If not for this spot I’d barely have any finds in 2023. Thankfully (for me at least), these guys just keep curbing recycling bins full of books on a near weekly basis. This has been a near constant phenomenon for about six months now, though it happened occasionally even before that – I first stopped here for a big pile of trash way back in 2021.
It’s funny, because from the street there’s no indication whatsoever that this blue bin would be filled with anything but the usual tin cans and whatnot. I myself wouldn’t ever have stopped for it, if not for the fact that I found cool stuff here previously.
Sometimes, trash picking can feel kind of magical.
This is a decent sized recycling bin so the books are piling up in my garage. These are just the ones I want to research more, or feel the need to sequester for now. Others go straight to the yard sale bin, or occasionally back to the curb.
A lot of the books in this picture are from sets, so I have to figure out if I have a complete set, keeping in mind that another load of books comes nearly ever week and thus a currently incomplete set might become complete with time. I just recently completed a thirty book set of Encyclopedia Britannicas from the early 1900s for instance – I found the first 27 months ago, and then another two and the final book more recently.
That might actually be a nice score. I know the market got flooded with encyclopedias and a lot of them are pretty much worthless, but the old Britannica sets do quite well.
Anyways, I figured that today I’d show you a few of my favourite individual books from this haul, all of which I found relatively recently.
I’ve found several old books about Montreal, which are always fun and easy to sell due to local interest. This one was written by a guy named N. M. Hinshelwood and was published in 1903. It seems to be hard to find original copies – most of the ones I see in my research are reprints or those “print on demand” books that are becoming more common. The only original from that list of 36 I linked to above is priced at about 50 USD, and there’s one other on eBay for about 75$, though there’s no sold prices that indicate whether or not those are realistic prices. You can see some pages that relate to our current season below.
Sometimes you can judge a book by its cover. I figured this “Complete Book of Fortune” was a good find right away, and indeed it seems to sell for 100-200$. It was published around 1935 (no date, but includes a “birthday calendar” for 1936) by Associated Newspapers Ltd. At 640 pages, it is certainly very complete and discusses topics ranging from palmistry to the “science” of phrenology.
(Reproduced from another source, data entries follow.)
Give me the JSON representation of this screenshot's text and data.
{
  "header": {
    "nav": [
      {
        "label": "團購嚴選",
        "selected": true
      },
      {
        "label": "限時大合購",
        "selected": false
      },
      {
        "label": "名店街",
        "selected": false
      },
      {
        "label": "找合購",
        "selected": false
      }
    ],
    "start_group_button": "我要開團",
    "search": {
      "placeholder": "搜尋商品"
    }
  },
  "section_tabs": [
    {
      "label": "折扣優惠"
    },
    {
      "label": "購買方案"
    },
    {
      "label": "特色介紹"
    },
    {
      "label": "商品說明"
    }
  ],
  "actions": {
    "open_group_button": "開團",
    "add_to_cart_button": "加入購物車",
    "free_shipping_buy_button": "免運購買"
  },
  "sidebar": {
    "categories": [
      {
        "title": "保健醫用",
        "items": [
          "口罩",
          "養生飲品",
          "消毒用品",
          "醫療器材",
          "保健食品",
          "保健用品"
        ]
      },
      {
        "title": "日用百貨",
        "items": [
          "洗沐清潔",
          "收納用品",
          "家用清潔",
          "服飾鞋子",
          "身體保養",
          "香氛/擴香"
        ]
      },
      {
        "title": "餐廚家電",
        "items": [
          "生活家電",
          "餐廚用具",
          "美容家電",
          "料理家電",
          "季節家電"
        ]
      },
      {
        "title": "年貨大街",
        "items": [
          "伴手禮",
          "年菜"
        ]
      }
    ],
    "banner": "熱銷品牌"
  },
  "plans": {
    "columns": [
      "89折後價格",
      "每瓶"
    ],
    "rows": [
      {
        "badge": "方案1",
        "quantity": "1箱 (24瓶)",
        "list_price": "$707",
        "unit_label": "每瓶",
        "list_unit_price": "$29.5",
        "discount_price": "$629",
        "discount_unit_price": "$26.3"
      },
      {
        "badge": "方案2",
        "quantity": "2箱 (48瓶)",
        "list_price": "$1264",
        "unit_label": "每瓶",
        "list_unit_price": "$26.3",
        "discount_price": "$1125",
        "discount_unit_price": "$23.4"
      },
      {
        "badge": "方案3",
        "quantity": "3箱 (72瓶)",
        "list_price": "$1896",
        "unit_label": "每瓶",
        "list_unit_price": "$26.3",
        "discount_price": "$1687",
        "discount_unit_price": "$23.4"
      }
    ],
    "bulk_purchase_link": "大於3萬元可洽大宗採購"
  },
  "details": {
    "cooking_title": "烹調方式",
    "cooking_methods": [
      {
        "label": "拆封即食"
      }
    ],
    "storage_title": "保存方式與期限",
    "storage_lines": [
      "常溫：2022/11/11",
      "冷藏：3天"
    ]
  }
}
There’s a few extra pics below, and some more in that link.
Published in 1999, this is one of the newer books from this collection. The cover was unassuming, but it looked nicely made so I did some research and discovered it was a gem. It’s one (signed) copy of 175 from the regular edition of Inishbream by Theresa Kishkan. The key factor is probably that it was published by Barbarian Press, a “fine press publisher” based in Mission, BC, and features fancy paper (my simplified version of what’s described on the second picture, lol) and woodblock prints. It sold pretty quickly on eBay for 700$. I’ll definitely be keeping an eye out for books by this publisher going forward.
Finally, you all seemed to like my late 1700s almanacs, so I assume you’ll like this liturgical book from 1675.
It’s written in Latin (I think), so you can kind of make out some words. The content seems to relate to the Roman Ritual, but I don’t know much about that. I’m hoping you guys can help me out with this one. I don’t know much about value yet, besides finding that other liturgical works from this time have sold for between a few hundred and several hundred dollars.
This is one of the oldest books I’ve found. Just a bit older was this one from 1610, though it was in worse condition. This one is in pretty good shape considering it’s nearly 350 years old!
These book tossers are truly absurd. I hope for my sake (both from an entertainment, as well as financial perspective) that they continue tossing out great, easily flipped, and often antique books for a while yet. Either way, I definitely have more blog-worthy stuff from this spot to share here in the future.
1. My eBay listings, Sign up for eBay (Canada, US), Search for something you want / research something you have (Canada, US) – FYI these are Ebay Partner Network links, so I make a few bucks if you sign up for an account or buy something after getting to eBay using these links
2. Facebook page
3. Follow @garbagefinds and @garbagefindssells (selling account, operated by someone else) on Instagram
4. Email: firstname.lastname@example.org – note that I can’t fulfill most requests for items, many are already gone by the time they are posted here.